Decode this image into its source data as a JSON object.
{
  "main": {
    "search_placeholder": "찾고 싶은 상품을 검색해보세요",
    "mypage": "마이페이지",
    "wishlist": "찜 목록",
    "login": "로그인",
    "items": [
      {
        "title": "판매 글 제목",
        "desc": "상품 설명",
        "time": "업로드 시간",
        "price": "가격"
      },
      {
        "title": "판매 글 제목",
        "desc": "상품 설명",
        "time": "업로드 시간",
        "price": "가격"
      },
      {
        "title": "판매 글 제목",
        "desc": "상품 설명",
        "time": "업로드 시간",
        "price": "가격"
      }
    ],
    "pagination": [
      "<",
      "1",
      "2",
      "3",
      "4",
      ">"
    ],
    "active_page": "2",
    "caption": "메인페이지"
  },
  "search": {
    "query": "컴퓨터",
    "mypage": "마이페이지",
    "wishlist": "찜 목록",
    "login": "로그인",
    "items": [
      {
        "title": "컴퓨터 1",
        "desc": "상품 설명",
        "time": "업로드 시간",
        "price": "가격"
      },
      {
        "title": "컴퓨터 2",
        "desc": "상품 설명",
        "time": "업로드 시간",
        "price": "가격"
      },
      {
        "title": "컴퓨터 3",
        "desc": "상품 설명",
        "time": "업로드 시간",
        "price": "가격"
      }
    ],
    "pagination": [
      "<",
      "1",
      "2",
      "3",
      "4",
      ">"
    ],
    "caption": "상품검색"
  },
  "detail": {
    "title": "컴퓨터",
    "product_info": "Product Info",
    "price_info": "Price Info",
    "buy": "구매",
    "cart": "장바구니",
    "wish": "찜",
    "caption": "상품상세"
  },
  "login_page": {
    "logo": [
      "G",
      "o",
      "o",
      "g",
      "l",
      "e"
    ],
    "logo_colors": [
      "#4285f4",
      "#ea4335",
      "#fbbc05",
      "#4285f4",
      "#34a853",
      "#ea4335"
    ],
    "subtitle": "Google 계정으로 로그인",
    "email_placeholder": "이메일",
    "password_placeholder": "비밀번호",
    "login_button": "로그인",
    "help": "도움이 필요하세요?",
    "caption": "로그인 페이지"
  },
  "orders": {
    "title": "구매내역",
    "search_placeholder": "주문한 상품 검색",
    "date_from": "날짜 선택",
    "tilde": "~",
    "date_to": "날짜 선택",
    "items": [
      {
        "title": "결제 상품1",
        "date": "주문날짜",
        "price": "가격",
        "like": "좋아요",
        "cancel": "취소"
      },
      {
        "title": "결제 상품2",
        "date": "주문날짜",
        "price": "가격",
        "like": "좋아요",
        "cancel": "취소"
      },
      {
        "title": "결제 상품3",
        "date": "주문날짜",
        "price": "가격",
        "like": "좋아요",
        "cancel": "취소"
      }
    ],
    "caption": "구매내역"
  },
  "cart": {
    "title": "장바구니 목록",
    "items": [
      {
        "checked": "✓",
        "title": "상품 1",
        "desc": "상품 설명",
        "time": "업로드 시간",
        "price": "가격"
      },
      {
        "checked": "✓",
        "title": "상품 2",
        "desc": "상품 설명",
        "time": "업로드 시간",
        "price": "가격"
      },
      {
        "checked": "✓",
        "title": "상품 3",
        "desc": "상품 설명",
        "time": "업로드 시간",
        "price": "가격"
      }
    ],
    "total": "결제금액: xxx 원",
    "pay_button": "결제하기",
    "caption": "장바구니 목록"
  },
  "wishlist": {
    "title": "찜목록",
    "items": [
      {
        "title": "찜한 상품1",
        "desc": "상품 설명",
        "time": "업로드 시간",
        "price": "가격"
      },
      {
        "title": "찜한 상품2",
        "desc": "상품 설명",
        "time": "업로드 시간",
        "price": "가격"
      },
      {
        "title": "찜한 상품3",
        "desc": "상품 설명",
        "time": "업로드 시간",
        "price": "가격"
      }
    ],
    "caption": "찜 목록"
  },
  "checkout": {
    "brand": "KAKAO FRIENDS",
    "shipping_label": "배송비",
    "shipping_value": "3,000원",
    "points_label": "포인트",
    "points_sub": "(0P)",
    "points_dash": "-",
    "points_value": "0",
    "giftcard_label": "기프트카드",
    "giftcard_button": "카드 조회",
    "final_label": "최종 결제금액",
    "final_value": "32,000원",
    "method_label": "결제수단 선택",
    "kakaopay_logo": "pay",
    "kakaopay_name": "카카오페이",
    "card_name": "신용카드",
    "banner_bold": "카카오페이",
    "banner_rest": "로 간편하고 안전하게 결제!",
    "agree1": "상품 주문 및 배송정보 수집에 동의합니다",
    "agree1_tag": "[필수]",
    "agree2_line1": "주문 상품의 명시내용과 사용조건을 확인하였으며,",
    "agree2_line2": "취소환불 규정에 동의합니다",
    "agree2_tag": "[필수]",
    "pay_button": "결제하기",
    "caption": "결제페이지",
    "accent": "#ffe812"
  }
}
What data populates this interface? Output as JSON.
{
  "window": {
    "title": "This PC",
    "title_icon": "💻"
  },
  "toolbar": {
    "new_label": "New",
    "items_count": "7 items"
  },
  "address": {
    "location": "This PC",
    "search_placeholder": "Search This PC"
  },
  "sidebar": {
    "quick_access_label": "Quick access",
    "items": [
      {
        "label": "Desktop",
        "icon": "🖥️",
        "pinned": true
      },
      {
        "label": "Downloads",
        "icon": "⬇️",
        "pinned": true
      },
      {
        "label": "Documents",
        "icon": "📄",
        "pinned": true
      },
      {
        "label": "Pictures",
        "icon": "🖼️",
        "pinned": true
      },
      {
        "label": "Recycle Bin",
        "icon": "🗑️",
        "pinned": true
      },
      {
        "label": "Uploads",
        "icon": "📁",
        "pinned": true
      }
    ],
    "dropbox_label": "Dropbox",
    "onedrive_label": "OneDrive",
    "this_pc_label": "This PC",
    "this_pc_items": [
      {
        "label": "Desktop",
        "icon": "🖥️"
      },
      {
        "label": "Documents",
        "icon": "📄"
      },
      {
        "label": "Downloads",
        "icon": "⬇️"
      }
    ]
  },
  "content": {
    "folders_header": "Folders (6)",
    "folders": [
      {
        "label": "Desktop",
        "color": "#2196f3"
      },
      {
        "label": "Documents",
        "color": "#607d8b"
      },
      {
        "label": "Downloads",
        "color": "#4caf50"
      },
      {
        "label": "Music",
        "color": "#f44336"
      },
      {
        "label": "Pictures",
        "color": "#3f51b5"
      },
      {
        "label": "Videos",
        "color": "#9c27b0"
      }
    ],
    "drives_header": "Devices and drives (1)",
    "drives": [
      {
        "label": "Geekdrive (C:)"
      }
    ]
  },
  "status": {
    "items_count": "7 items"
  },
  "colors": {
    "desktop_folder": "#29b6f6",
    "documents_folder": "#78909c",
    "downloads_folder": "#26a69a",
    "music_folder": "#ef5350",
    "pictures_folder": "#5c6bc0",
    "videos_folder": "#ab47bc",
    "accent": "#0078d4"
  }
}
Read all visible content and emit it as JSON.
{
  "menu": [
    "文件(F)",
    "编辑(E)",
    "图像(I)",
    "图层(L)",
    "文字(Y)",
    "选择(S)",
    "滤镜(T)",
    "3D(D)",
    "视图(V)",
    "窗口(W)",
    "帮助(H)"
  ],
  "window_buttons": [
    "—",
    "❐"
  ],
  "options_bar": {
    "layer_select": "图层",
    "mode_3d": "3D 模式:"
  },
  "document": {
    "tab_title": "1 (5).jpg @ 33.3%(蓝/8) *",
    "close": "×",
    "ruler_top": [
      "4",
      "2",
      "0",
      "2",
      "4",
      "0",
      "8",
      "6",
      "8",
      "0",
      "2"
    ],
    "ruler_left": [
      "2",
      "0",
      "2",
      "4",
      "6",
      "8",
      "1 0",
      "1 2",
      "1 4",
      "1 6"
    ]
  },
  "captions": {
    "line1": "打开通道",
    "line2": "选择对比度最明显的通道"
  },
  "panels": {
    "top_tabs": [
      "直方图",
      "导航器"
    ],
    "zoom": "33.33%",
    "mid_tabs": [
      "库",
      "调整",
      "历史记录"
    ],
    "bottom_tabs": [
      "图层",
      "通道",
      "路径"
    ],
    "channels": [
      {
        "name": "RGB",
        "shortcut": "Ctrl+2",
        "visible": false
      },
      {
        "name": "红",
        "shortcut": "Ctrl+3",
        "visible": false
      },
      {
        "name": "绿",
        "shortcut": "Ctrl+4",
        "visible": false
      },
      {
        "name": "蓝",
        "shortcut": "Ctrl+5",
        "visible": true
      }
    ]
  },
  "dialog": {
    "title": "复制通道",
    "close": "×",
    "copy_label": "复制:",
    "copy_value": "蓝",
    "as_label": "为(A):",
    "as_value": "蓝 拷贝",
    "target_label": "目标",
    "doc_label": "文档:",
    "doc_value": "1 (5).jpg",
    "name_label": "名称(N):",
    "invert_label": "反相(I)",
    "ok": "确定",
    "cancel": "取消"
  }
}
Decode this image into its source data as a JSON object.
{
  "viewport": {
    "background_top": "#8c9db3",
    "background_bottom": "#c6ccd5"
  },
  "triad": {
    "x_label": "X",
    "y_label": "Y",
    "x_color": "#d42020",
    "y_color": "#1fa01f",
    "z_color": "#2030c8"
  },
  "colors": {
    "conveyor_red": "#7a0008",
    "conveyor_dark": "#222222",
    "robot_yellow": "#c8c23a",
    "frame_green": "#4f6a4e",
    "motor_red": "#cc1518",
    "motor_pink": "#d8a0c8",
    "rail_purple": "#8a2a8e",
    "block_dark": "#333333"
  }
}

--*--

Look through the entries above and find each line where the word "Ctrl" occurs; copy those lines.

§ **Solution to the problem**
        "shortcut": "Ctrl+2",
        "shortcut": "Ctrl+3",
        "shortcut": "Ctrl+4",
        "shortcut": "Ctrl+5",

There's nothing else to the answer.